Element data from apps and pages
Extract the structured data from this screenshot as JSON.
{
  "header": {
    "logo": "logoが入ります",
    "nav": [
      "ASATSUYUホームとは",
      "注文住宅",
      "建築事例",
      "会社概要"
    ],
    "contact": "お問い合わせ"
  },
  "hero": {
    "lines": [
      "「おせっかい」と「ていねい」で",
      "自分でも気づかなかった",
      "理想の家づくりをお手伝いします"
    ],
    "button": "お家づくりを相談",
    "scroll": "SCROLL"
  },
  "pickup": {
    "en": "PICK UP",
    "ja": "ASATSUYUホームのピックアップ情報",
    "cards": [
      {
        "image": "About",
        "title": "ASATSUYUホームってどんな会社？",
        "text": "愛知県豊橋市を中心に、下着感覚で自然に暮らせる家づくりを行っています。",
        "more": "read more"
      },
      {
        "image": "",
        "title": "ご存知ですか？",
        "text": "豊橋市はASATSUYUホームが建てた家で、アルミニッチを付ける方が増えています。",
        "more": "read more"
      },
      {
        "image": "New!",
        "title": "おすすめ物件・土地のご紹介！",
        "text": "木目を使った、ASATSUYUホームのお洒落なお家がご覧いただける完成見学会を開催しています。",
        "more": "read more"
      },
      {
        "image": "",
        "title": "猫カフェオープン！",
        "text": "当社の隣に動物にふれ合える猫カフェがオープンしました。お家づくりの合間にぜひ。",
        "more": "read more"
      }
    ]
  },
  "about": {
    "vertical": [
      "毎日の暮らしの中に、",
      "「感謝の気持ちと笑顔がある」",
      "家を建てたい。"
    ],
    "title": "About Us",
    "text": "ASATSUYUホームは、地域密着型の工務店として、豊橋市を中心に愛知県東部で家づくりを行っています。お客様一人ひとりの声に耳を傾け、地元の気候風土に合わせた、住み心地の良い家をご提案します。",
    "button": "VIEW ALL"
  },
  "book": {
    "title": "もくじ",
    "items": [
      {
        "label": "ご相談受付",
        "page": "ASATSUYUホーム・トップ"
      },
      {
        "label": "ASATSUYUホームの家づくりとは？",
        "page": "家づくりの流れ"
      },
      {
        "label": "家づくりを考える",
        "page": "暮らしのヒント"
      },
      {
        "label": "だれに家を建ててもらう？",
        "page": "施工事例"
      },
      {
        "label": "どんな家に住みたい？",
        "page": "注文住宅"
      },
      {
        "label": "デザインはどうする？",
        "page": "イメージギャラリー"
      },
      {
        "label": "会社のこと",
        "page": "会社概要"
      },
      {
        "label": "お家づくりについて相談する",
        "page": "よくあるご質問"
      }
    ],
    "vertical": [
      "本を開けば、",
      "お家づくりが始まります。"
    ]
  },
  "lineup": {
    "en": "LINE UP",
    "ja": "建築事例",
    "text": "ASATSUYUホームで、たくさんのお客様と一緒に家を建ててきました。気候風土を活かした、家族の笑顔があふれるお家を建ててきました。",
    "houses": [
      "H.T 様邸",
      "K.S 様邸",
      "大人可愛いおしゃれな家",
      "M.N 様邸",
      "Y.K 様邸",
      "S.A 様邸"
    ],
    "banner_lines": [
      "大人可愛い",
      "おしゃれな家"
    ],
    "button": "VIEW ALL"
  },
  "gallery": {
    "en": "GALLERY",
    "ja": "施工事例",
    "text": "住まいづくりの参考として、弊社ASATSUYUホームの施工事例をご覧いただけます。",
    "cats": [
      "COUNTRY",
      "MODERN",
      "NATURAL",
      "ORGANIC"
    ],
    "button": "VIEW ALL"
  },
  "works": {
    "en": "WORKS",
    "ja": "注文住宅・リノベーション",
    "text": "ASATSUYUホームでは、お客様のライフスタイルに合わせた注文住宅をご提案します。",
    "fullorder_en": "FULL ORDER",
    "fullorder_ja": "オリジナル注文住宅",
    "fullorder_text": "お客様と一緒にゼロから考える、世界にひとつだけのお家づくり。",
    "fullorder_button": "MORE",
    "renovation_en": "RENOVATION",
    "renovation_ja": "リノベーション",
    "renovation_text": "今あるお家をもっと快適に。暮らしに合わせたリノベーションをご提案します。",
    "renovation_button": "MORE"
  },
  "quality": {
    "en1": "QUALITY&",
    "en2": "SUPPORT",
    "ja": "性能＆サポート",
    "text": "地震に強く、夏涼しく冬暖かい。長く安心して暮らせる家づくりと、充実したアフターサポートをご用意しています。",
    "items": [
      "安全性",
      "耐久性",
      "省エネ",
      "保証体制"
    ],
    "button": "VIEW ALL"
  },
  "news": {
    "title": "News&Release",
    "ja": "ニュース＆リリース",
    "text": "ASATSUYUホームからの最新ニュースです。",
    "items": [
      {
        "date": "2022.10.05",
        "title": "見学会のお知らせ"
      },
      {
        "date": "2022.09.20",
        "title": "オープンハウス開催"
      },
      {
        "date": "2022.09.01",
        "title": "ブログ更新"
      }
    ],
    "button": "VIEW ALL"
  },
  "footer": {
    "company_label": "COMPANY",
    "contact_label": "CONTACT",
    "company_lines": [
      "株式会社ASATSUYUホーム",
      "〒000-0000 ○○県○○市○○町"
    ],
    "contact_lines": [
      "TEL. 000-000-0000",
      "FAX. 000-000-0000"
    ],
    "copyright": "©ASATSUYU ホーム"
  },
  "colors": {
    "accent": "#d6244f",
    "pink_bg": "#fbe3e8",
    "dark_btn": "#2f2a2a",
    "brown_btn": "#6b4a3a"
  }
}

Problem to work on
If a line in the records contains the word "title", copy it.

Task response
        "title": "ASATSUYUホームってどんな会社？",
        "title": "ご存知ですか？",
        "title": "おすすめ物件・土地のご紹介！",
        "title": "猫カフェオープン！",
    "title": "About Us",
    "title": "もくじ",
    "title": "News&Release",
        "title": "見学会のお知らせ"
        "title": "オープンハウス開催"
        "title": "ブログ更新"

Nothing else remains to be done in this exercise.